This ARTICLE by Terry Slevin of Public Health Australia is a useful insight into the importance of global vaccination. It should remind us that we need to think about health globally.

Astra Zeneca and blood clots

This ITEM written by Professor John Dwyer helps explain the issues associated with vaccinations and blood clots.

Recent news on medicinal cannabis

News from NPS Medicinewise on medicinal cannabis. Note that low dose CBD products can now be purchased over the counter from pharmacists. Read about that and more here

UBER now available for MPTP

Uber is now offering subsidised MPTP trips across Victoria

Commercial Passenger Vehicles Victoria , Fri 15th Jan 2021

Victorians with disability and accessibility needs now have more subsidised transport options, with rideshare service Uber being approved to offer subsidised trips through the Multi Purpose Taxi Program (MPTP). The MPTP subsidy covers 50 per cent of the cost of eligible participants’ trips, up to $60. The subsidy is automatically applied to the upfront price shown to the MPTP member before they request a trip through the Uber app. 

Read full story…
Register for Uber on your MPTP

Just launched-new website!

Stem Cells Australia has launched a newly designed website packed with information to help people make informed decisions on stem cell treatments. Check it out here

New resource

State of the Climate 2020.

This CSIRO report demonstrates that climate change is impacting on heat, rainfall and creating adverse conditions for bushfires and flooding. All of this leads to serious health risks.

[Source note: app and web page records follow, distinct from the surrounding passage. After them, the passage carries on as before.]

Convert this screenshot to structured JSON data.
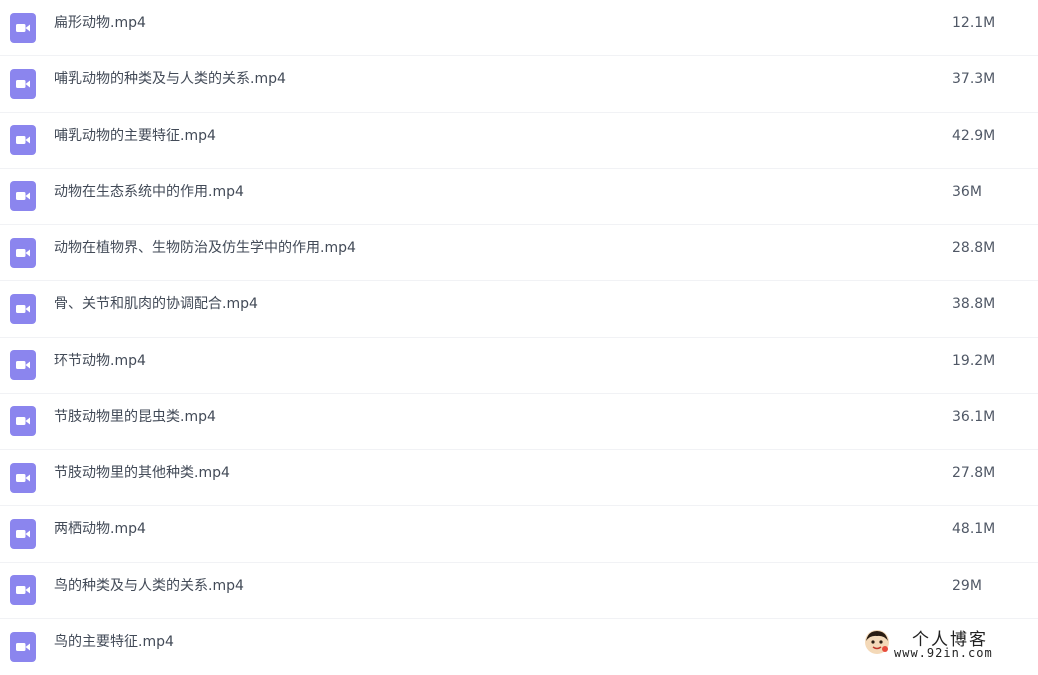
{
  "files": [
    {
      "name": "扁形动物.mp4",
      "size": "12.1M",
      "icon": "video-file-icon"
    },
    {
      "name": "哺乳动物的种类及与人类的关系.mp4",
      "size": "37.3M",
      "icon": "video-file-icon"
    },
    {
      "name": "哺乳动物的主要特征.mp4",
      "size": "42.9M",
      "icon": "video-file-icon"
    },
    {
      "name": "动物在生态系统中的作用.mp4",
      "size": "36M",
      "icon": "video-file-icon"
    },
    {
      "name": "动物在植物界、生物防治及仿生学中的作用.mp4",
      "size": "28.8M",
      "icon": "video-file-icon"
    },
    {
      "name": "骨、关节和肌肉的协调配合.mp4",
      "size": "38.8M",
      "icon": "video-file-icon"
    },
    {
      "name": "环节动物.mp4",
      "size": "19.2M",
      "icon": "video-file-icon"
    },
    {
      "name": "节肢动物里的昆虫类.mp4",
      "size": "36.1M",
      "icon": "video-file-icon"
    },
    {
      "name": "节肢动物里的其他种类.mp4",
      "size": "27.8M",
      "icon": "video-file-icon"
    },
    {
      "name": "两栖动物.mp4",
      "size": "48.1M",
      "icon": "video-file-icon"
    },
    {
      "name": "鸟的种类及与人类的关系.mp4",
      "size": "29M",
      "icon": "video-file-icon"
    },
    {
      "name": "鸟的主要特征.mp4",
      "size": "",
      "icon": "video-file-icon"
    }
  ],
  "watermark": {
    "title": "个人博客",
    "url": "www.92in.com"
  },
  "colors": {
    "icon_background": "#8b85ee",
    "row_divider": "#f1f2f5",
    "text": "#424a57"
  }
}
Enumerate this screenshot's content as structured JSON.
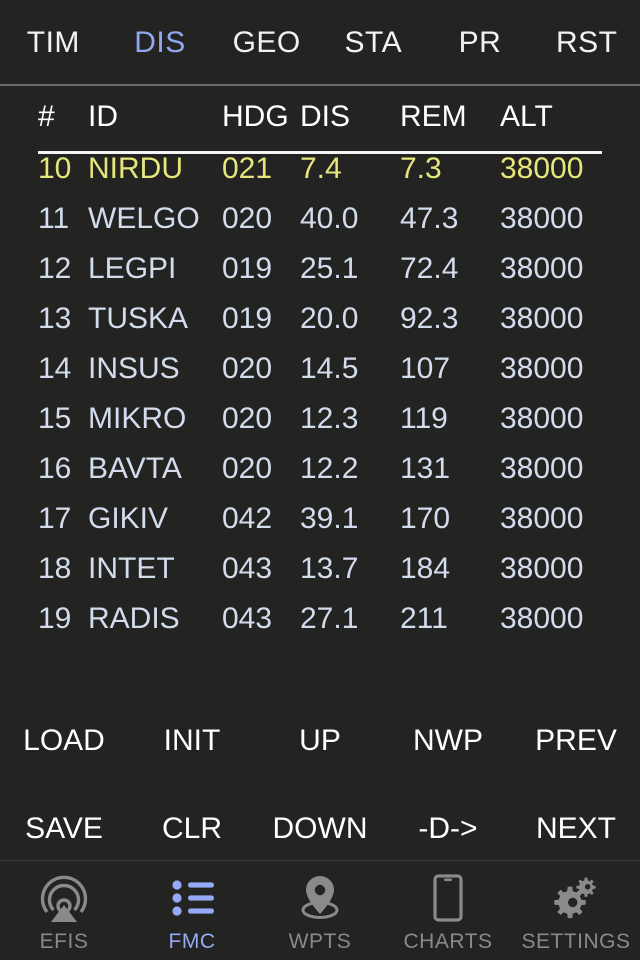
{
  "topbar": {
    "items": [
      {
        "label": "TIM",
        "active": false
      },
      {
        "label": "DIS",
        "active": true
      },
      {
        "label": "GEO",
        "active": false
      },
      {
        "label": "STA",
        "active": false
      },
      {
        "label": "PR",
        "active": false
      },
      {
        "label": "RST",
        "active": false
      }
    ]
  },
  "table": {
    "headers": {
      "num": "#",
      "id": "ID",
      "hdg": "HDG",
      "dis": "DIS",
      "rem": "REM",
      "alt": "ALT"
    },
    "rows": [
      {
        "num": "10",
        "id": "NIRDU",
        "hdg": "021",
        "dis": "7.4",
        "rem": "7.3",
        "alt": "38000",
        "active": true
      },
      {
        "num": "11",
        "id": "WELGO",
        "hdg": "020",
        "dis": "40.0",
        "rem": "47.3",
        "alt": "38000",
        "active": false
      },
      {
        "num": "12",
        "id": "LEGPI",
        "hdg": "019",
        "dis": "25.1",
        "rem": "72.4",
        "alt": "38000",
        "active": false
      },
      {
        "num": "13",
        "id": "TUSKA",
        "hdg": "019",
        "dis": "20.0",
        "rem": "92.3",
        "alt": "38000",
        "active": false
      },
      {
        "num": "14",
        "id": "INSUS",
        "hdg": "020",
        "dis": "14.5",
        "rem": "107",
        "alt": "38000",
        "active": false
      },
      {
        "num": "15",
        "id": "MIKRO",
        "hdg": "020",
        "dis": "12.3",
        "rem": "119",
        "alt": "38000",
        "active": false
      },
      {
        "num": "16",
        "id": "BAVTA",
        "hdg": "020",
        "dis": "12.2",
        "rem": "131",
        "alt": "38000",
        "active": false
      },
      {
        "num": "17",
        "id": "GIKIV",
        "hdg": "042",
        "dis": "39.1",
        "rem": "170",
        "alt": "38000",
        "active": false
      },
      {
        "num": "18",
        "id": "INTET",
        "hdg": "043",
        "dis": "13.7",
        "rem": "184",
        "alt": "38000",
        "active": false
      },
      {
        "num": "19",
        "id": "RADIS",
        "hdg": "043",
        "dis": "27.1",
        "rem": "211",
        "alt": "38000",
        "active": false
      }
    ]
  },
  "actions": {
    "row1": [
      "LOAD",
      "INIT",
      "UP",
      "NWP",
      "PREV"
    ],
    "row2": [
      "SAVE",
      "CLR",
      "DOWN",
      "-D->",
      "NEXT"
    ]
  },
  "tabbar": {
    "items": [
      {
        "label": "EFIS",
        "icon": "radar-beacon-icon",
        "active": false
      },
      {
        "label": "FMC",
        "icon": "bullet-list-icon",
        "active": true
      },
      {
        "label": "WPTS",
        "icon": "map-pin-icon",
        "active": false
      },
      {
        "label": "CHARTS",
        "icon": "tablet-icon",
        "active": false
      },
      {
        "label": "SETTINGS",
        "icon": "gears-icon",
        "active": false
      }
    ]
  },
  "colors": {
    "background": "#232322",
    "accent_blue": "#8fa8f0",
    "active_row_yellow": "#e6e67c",
    "row_text": "#d3dcec",
    "header_text": "#ffffff",
    "inactive_tab": "#8a8a8a"
  }
}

Aged care: residents’ perspectives

If ever there was doubt that the aged care system needed reform then this research will remove such doubts. Read this report from NARI here

How insurance companies use definition of illness

Andrew Giles from MS Australia provides an important news item on insurance companies. Check it out here

Genetic tests and insurance: some good news!

Huntington’s NSWACT has provided some information on genetic testing and insurance which may be of value to other people with genetic conditions.

Insurance Breakthrough

Temporary changes – so don’t delay!


Following work done by genetic consumer organisations in the UK, the Moratorium on genetic tests in Life insurance came into effect in Australia from 1 July 2019 and will end on 30 June 2024. This means that from 1 July 2019, there will be a temporary suspension on the use of genetic test results as part of an insurance application up to the value of $500,000 (for death and total permanent disability), $200,000 for trauma and $4,000 a month for income protection.

While this is nowhere near as generous as in the UK, it’s a breakthrough of sorts. More details can be found here. If you don’t have access to the internet, here’s a summary, or contact us for the full fact sheet:

Private health insurance is not based on a risk assessment of your health. You will not be asked about genetic test results or your family history of health conditions.

Life insurance products such as cover for death, disability, trauma and income protection are based on a risk assessment (underwritten contracts). This may impact on the cost or terms of the policy.

  • You are not required to have a genetic test as part of the risk assessment when applying for life insurance.
  • If you do have a genetic test, your life insurance company must not use your genetic test results (up to the financial limits set above) unless you choose to declare them.

You may be asked

  • Your age, gender, current health and medical history, including any signs, symptoms and any diagnosed conditions you have had or continue to have, even if diagnosed through a genetic test;
  • The results of medical tests you have had;
  • Any health conditions that have been diagnosed in your first-degree relatives (parents, children, brothers, sisters) only and the age they were;
  • You are not required to provide any other information about your first-degree relatives including their genetic test result(s) if known to you, their name or date of birth.


  • As long as the premiums are paid, you do not have to notify the insurer of any change in your health or of the results of any medical or genetic test taken after your policy has started.

A genetic test undertaken after  a policy has been secured that shows you have not inherited the faulty gene in the family, and you choose to declare the results, means that the impact of a family history may be removed from your risk assessment  that  informed  the cost and terms of the contract. Contact your insurer to discuss this.

The Moratorium does not apply to existing life insurance policies.

Involve your family doctor, medical or genetics specialist if necessary, in negotiations with the insurance company.